30 days past due we're going to cut your water off. I think it's
Reflecting an irony of the city's water
politics, Ms. Isles and her family are the very people the increase was
designed to help. The sewer system is notoriously broken in places, in
heavy rains dumping sewage into the Chattahoochee River and backing up
plumbing in neighborhoods like the Isleses'. A federal judge had
threatened a moratorium on new sewer hookups if it was not fixed.
The plumbing backups have "been hard
on me and my family," Ms. Isles said. "The plumber said it's
not in our property but in the street. I called the city but the city
doesn't do anything."
She would appreciate it being fixed, she
said, but is unhappy that she should be told to pay so much. "How

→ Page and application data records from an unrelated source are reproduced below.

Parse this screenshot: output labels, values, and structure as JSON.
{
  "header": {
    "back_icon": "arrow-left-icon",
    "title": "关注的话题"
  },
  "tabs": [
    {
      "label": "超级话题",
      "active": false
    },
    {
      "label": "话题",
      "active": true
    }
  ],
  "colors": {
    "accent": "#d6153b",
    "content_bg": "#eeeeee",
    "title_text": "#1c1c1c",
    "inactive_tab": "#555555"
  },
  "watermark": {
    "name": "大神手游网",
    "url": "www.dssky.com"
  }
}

can they say that when I can't pay for it?'' she said. "I can't
Many customers were caught off guard by
the news, said Ms. Chandler of the assistance center, not only because
enforcement had been lax but also because the utility just changed from
a two-month billing cycle to once a month. "Also, a lot of
landlords who previously did not charge tenants for water now are
charging," she said. "That's a whole new thing."
Councilman C. T. Martin said elderly and
low-income people had been severely affected by the rate increase, which
began in January. Mr. Martin had a colleague propose a resolution for
him on Monday night that would protect those groups from immediate
"It's going to cause some people to
have to move out of the city," Mr. Martin said. "It's just
kind of the way the whole thing was done. There hadn't been adequate
notification and education."
The water department is beginning a
notification program with phone calls and bill inserts, Ms. Ward said.
She said they would start cutoffs with "the worst of the
"They're the ones who've owed the
most, and they've owed it the longest time," Ms. Ward said. That
includes people who are anywhere from 60 or 90 days overdue to years,
"I've seen some numbers, in the
thousands of dollars, $8,000, $9,000 for individual residential
accounts," she said. "These are people who have never paid a
bill, or some people who move or something and we don't catch up with
For now, that is what people like Irene
Gorman, 42, are counting on. Ms. Gorman is a single mother of four and a
pharmacy technician at a CVS store who lives in Vine City, a low-income
neighborhood in central Atlanta. Ms. Gorman has been paying down a past
due water bill at $80 a week. She has trimmed it to $282, but she is
struggling to make the payments.
Ms. Gorman said she did not know what
would happen if she could not pay and received a cutoff notice.
"It's hard to pay my bills right now," she said. "The
only way I make it is through the grace of God."